**What this task involves**
Print the entire listing below word for word, excluding its pictures.

(Supplied information)

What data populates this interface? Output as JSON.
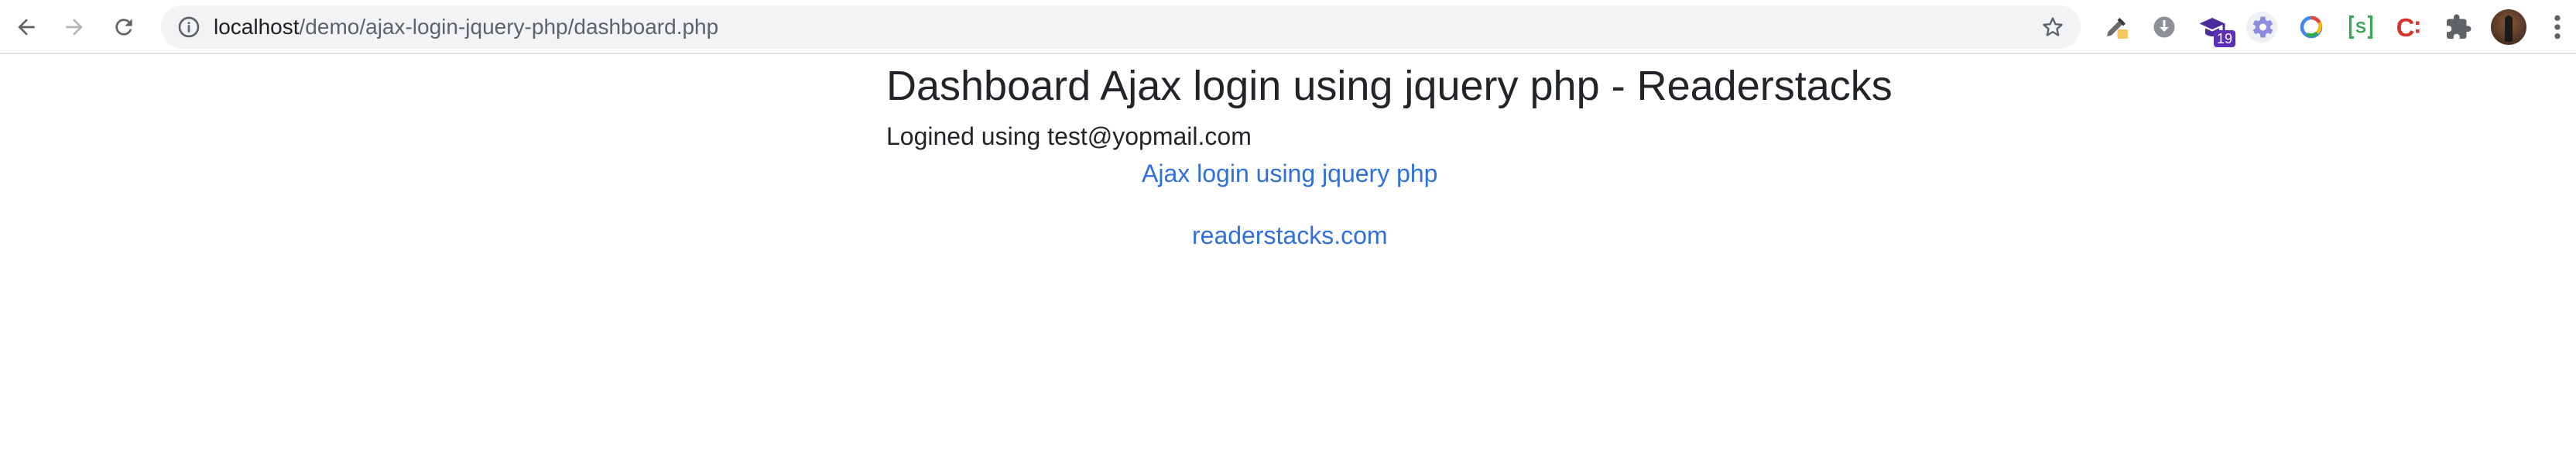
{
  "browser": {
    "url_host": "localhost",
    "url_path": "/demo/ajax-login-jquery-php/dashboard.php",
    "extensions": [
      {
        "icon": "eyedropper-icon"
      },
      {
        "icon": "download-circle-icon"
      },
      {
        "icon": "graduation-cap-icon",
        "badge": "19"
      },
      {
        "icon": "gear-icon"
      },
      {
        "icon": "chrome-ring-icon"
      },
      {
        "icon": "s-bracket-icon"
      },
      {
        "icon": "c-colon-icon"
      },
      {
        "icon": "puzzle-icon"
      }
    ]
  },
  "page": {
    "title": "Dashboard Ajax login using jquery php - Readerstacks",
    "login_info": "Logined using test@yopmail.com",
    "link_ajax": "Ajax login using jquery php",
    "link_site": "readerstacks.com"
  },
  "colors": {
    "link": "#2f6fde",
    "text": "#212529",
    "omnibox_bg": "#f1f3f4"
  }
}
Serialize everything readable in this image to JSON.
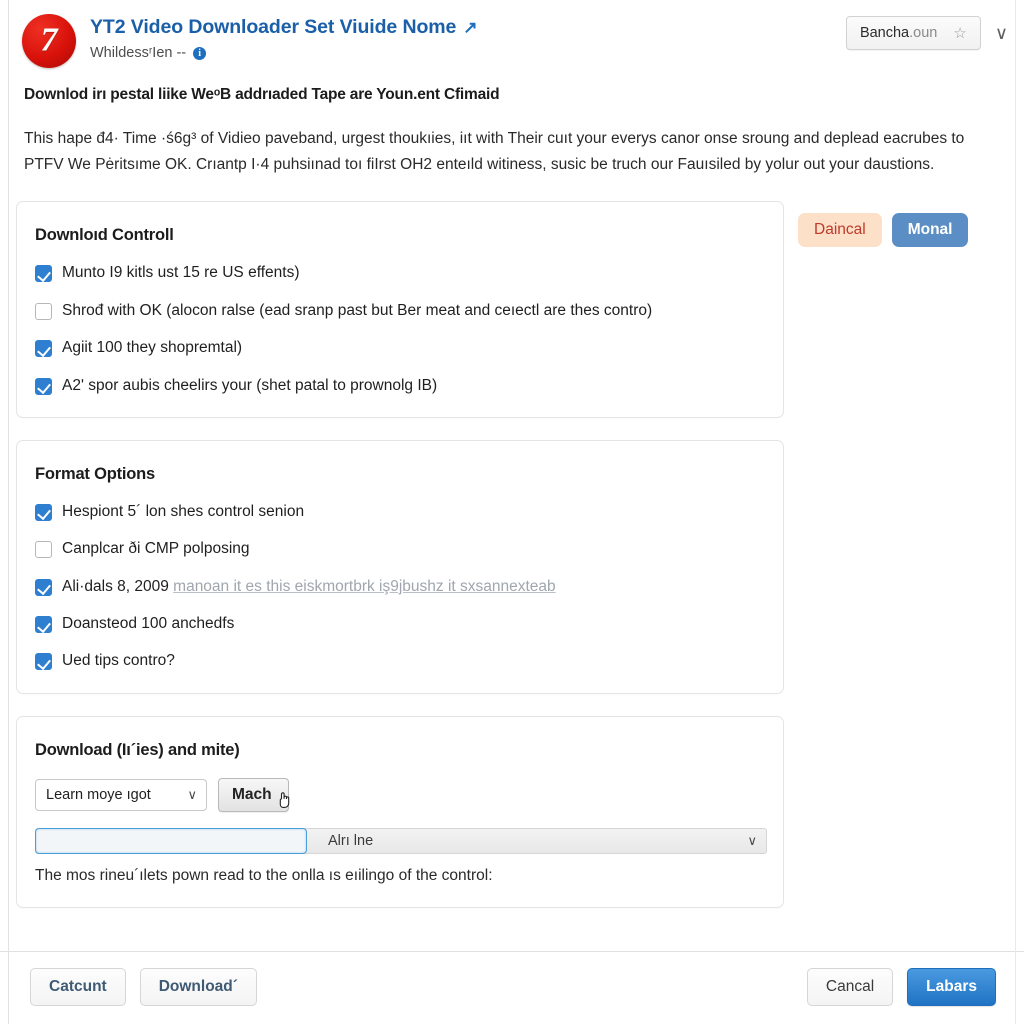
{
  "header": {
    "logo_glyph": "7",
    "logo_icon": "app-logo-circle",
    "title": "YT2 Video Downloader Set Viuide Nome",
    "external_link_icon": "↗",
    "subtitle": "WhildessʳIen --",
    "info_icon": "i",
    "account": {
      "name": "Bancha",
      "name_dim": ".oun",
      "star_icon": "☆",
      "chevron_icon": "∨"
    }
  },
  "intro": {
    "heading": "Downlod irı pestal liike WeᵒB addrıaded Tape are Youn.ent Cfimaid",
    "paragraph": "This hape đ4· Time ·ś6g³ of Vidieo paveband, urgest thoukıies, iıt with Their cuıt your everys canor onse sroung and deplead eacrubes to PTFV We Pėritsıme OK. Crıantp I·4 puhsiınad toı fiIrst OH2 enteıld witiness, susic be truch our Fauısiled by yolur out your daustions."
  },
  "side_pills": [
    {
      "label": "Daincal",
      "style": "warn",
      "color": "#c0392b",
      "bg": "#fce0c8"
    },
    {
      "label": "Monal",
      "style": "info",
      "color": "#ffffff",
      "bg": "#5b8ec4"
    }
  ],
  "cards": [
    {
      "title": "Downloıd Controll",
      "name": "download-control-card",
      "checkboxes": [
        {
          "checked": true,
          "label": "Munto I9 kitls ust 15 re US effents)"
        },
        {
          "checked": false,
          "label": "Shrođ with OK (alocon ralse (ead sranp past but Ber meat and ceıectl are thes contro)"
        },
        {
          "checked": true,
          "label": "Agiit 100 they shopremtal)"
        },
        {
          "checked": true,
          "label": "A2ʹ spor aubis cheelirs your (shet patal to prownolg IB)"
        }
      ]
    },
    {
      "title": "Format Options",
      "name": "format-options-card",
      "checkboxes": [
        {
          "checked": true,
          "label": "Hespiont 5´ lon shes control senion"
        },
        {
          "checked": false,
          "label": "Canplcar ði CMP polposing"
        },
        {
          "checked": true,
          "label": "Ali·dals 8, 2009 ",
          "muted_link": "manoan  it es  this  eiskmortbrk  iş9jbushz  it  sxsannexteab"
        },
        {
          "checked": true,
          "label": "Doansteod 100 anchedfs"
        },
        {
          "checked": true,
          "label": "Ued tips contro?"
        }
      ]
    }
  ],
  "download_card": {
    "title": "Download (Iı´ies) and mite)",
    "select_small": {
      "value": "Learn moye ıgot",
      "chevron_icon": "∨"
    },
    "button": {
      "label": "Mach",
      "cursor_icon": "hand-pointer-cursor"
    },
    "focused_input": {
      "value": "",
      "placeholder": ""
    },
    "select_wide": {
      "value": "Alrı lne",
      "chevron_icon": "∨"
    },
    "helper_text": "The mos rineu´ılets pown read to the onlla ıs eıilingo of the control:"
  },
  "footer": {
    "left_buttons": [
      {
        "label": "Catcunt",
        "style": "ghost"
      },
      {
        "label": "Download´",
        "style": "ghost"
      }
    ],
    "right_buttons": [
      {
        "label": "Cancal",
        "style": "ghost-plain"
      },
      {
        "label": "Labars",
        "style": "primary"
      }
    ]
  }
}
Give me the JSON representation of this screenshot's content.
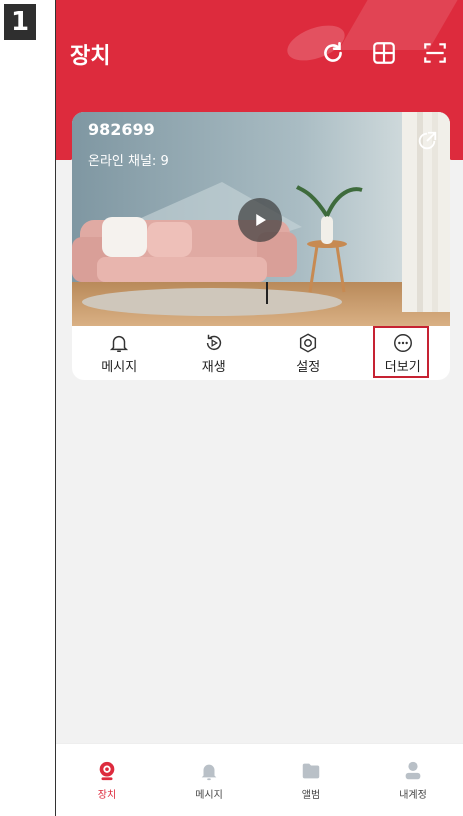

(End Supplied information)

**Output of the task**
What data populates this interface? Output as JSON.
{
  "browser": {
    "url_host": "localhost",
    "url_path": "/demo/ajax-login-jquery-php/dashboard.php",
    "extensions": [
      {
        "icon": "eyedropper-icon"
      },
      {
        "icon": "download-circle-icon"
      },
      {
        "icon": "graduation-cap-icon",
        "badge": "19"
      },
      {
        "icon": "gear-icon"
      },
      {
        "icon": "chrome-ring-icon"
      },
      {
        "icon": "s-bracket-icon"
      },
      {
        "icon": "c-colon-icon"
      },
      {
        "icon": "puzzle-icon"
      }
    ]
  },
  "page": {
    "title": "Dashboard Ajax login using jquery php - Readerstacks",
    "login_info": "Logined using test@yopmail.com",
    "link_ajax": "Ajax login using jquery php",
    "link_site": "readerstacks.com"
  },
  "colors": {
    "link": "#2f6fde",
    "text": "#212529",
    "omnibox_bg": "#f1f3f4"
  }
}
Serialize everything readable in this image to JSON.
{
  "header": {
    "logo_glyph": "7",
    "logo_icon": "app-logo-circle",
    "title": "YT2 Video Downloader Set Viuide Nome",
    "external_link_icon": "↗",
    "subtitle": "WhildessʳIen --",
    "info_icon": "i",
    "account": {
      "name": "Bancha",
      "name_dim": ".oun",
      "star_icon": "☆",
      "chevron_icon": "∨"
    }
  },
  "intro": {
    "heading": "Downlod irı pestal liike WeᵒB addrıaded Tape are Youn.ent Cfimaid",
    "paragraph": "This hape đ4· Time ·ś6g³ of Vidieo paveband, urgest thoukıies, iıt with Their cuıt your everys canor onse sroung and deplead eacrubes to PTFV We Pėritsıme OK. Crıantp I·4 puhsiınad toı fiIrst OH2 enteıld witiness, susic be truch our Fauısiled by yolur out your daustions."
  },
  "side_pills": [
    {
      "label": "Daincal",
      "style": "warn",
      "color": "#c0392b",
      "bg": "#fce0c8"
    },
    {
      "label": "Monal",
      "style": "info",
      "color": "#ffffff",
      "bg": "#5b8ec4"
    }
  ],
  "cards": [
    {
      "title": "Downloıd Controll",
      "name": "download-control-card",
      "checkboxes": [
        {
          "checked": true,
          "label": "Munto I9 kitls ust 15 re US effents)"
        },
        {
          "checked": false,
          "label": "Shrođ with OK (alocon ralse (ead sranp past but Ber meat and ceıectl are thes contro)"
        },
        {
          "checked": true,
          "label": "Agiit 100 they shopremtal)"
        },
        {
          "checked": true,
          "label": "A2ʹ spor aubis cheelirs your (shet patal to prownolg IB)"
        }
      ]
    },
    {
      "title": "Format Options",
      "name": "format-options-card",
      "checkboxes": [
        {
          "checked": true,
          "label": "Hespiont 5´ lon shes control senion"
        },
        {
          "checked": false,
          "label": "Canplcar ði CMP polposing"
        },
        {
          "checked": true,
          "label": "Ali·dals 8, 2009 ",
          "muted_link": "manoan  it es  this  eiskmortbrk  iş9jbushz  it  sxsannexteab"
        },
        {
          "checked": true,
          "label": "Doansteod 100 anchedfs"
        },
        {
          "checked": true,
          "label": "Ued tips contro?"
        }
      ]
    }
  ],
  "download_card": {
    "title": "Download (Iı´ies) and mite)",
    "select_small": {
      "value": "Learn moye ıgot",
      "chevron_icon": "∨"
    },
    "button": {
      "label": "Mach",
      "cursor_icon": "hand-pointer-cursor"
    },
    "focused_input": {
      "value": "",
      "placeholder": ""
    },
    "select_wide": {
      "value": "Alrı lne",
      "chevron_icon": "∨"
    },
    "helper_text": "The mos rineu´ılets pown read to the onlla ıs eıilingo of the control:"
  },
  "footer": {
    "left_buttons": [
      {
        "label": "Catcunt",
        "style": "ghost"
      },
      {
        "label": "Download´",
        "style": "ghost"
      }
    ],
    "right_buttons": [
      {
        "label": "Cancal",
        "style": "ghost-plain"
      },
      {
        "label": "Labars",
        "style": "primary"
      }
    ]
  }
}
Give me the JSON representation of this screenshot's content.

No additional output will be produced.